Most all of the present nuclear power plants use thermal neutron induced fission of uranium and plutonium (U-Pu fuel cycle). Fast neutrons produced in fission are slowed down in in water which is also the coolant of the reactor’s core. They are mainly Pressurized Water Reactors (PWR), or Boiling Water Reactors (BWR). They are from the so called second generation of nuclear power plants.

Some reactors of third generation like the EPR are still under construction. They are pressurized water based reactors too, with increasing level of safety.

The concepts for the fourth generation of nuclear reactors have been evaluated regarding five criteria: save natural source (i.e. efficiency of energy extraction from fissile material), lower the proliferation risk, minimize waste production (that includes fuel recycling and minor actinide transmutation), economical sustainability, and last but not least safety.

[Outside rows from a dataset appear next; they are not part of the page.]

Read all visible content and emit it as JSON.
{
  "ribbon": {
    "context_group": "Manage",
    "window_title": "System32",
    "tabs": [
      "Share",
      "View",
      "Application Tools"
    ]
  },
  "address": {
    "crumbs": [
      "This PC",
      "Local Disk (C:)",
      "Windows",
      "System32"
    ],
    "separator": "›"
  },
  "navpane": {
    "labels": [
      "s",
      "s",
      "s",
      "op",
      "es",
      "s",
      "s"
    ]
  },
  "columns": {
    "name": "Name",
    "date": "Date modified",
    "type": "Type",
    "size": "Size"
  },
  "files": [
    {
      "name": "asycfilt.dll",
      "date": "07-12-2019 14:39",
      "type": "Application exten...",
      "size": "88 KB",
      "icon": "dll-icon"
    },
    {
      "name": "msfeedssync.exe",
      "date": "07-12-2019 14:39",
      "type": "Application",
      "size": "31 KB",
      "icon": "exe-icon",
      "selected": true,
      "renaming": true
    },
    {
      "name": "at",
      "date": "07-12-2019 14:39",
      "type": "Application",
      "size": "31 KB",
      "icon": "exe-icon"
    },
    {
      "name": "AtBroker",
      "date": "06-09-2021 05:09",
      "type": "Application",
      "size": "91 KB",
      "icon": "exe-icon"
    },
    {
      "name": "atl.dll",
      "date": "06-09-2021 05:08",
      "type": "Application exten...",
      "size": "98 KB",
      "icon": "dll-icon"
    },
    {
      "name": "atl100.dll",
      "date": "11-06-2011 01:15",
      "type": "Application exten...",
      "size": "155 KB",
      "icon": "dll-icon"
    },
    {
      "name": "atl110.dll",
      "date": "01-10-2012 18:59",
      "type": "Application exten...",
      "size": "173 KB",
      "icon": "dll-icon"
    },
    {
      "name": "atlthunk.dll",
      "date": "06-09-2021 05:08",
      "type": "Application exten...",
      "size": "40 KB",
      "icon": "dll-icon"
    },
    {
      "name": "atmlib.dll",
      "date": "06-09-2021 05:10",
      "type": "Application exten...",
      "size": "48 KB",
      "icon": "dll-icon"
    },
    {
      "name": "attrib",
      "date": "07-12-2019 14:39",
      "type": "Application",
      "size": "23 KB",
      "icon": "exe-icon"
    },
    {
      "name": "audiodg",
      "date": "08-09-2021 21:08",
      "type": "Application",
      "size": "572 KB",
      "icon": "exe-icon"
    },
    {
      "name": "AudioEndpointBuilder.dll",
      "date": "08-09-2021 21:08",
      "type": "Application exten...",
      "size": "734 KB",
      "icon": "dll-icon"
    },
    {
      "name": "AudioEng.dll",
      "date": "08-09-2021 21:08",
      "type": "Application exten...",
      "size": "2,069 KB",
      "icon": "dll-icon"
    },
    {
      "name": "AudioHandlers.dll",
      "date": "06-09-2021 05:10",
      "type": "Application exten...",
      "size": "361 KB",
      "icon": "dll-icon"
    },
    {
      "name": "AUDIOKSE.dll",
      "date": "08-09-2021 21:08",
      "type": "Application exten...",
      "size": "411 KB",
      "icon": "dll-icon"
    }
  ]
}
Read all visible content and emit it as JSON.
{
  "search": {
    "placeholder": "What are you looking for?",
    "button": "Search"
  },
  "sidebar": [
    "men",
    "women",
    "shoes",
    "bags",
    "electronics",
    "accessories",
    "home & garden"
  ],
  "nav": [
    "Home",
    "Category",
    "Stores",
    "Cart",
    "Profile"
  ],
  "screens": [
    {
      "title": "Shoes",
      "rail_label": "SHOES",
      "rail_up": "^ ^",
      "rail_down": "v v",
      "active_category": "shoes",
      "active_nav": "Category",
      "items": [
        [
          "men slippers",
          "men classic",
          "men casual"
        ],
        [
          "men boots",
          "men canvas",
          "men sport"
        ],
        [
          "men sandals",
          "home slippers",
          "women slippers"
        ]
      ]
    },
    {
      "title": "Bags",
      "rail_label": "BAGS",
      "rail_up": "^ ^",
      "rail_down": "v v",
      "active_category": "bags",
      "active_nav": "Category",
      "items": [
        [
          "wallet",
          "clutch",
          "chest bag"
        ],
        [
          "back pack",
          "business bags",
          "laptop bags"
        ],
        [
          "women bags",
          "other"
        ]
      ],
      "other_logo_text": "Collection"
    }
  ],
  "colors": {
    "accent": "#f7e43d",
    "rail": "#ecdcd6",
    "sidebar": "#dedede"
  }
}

Six concepts have been selected: they are schematically represented in the following figure:

Sodium fast reactor (SFR), and lead fast reactor (LFR) operate with fast neutrons without a moderator : cooling of the core is made by liquid metal (respectively Na and Pb), as in gaz fast reactor (GFR) the coolant is helium, the very high temperature reactor (VHTR) is also helium cooled, the supercritical water reactor (SCWR) use supercritical water as moderator and coolant, and in the molten salt reactor (MSR) the fuel element is as salt of fissile and fertile elements circulating molten in the coolant. Some of them being already in advanced status like sodium cooled fast neutron reactors, or gas cooled reactors. There is a renewal of interest for molten salt reactors which are good candidates for the thorium based fuel cycle too.

Apart from these six selected concepts, the accelerator driven systems (ADS) dedicated to minor actinide transmutation are also under study.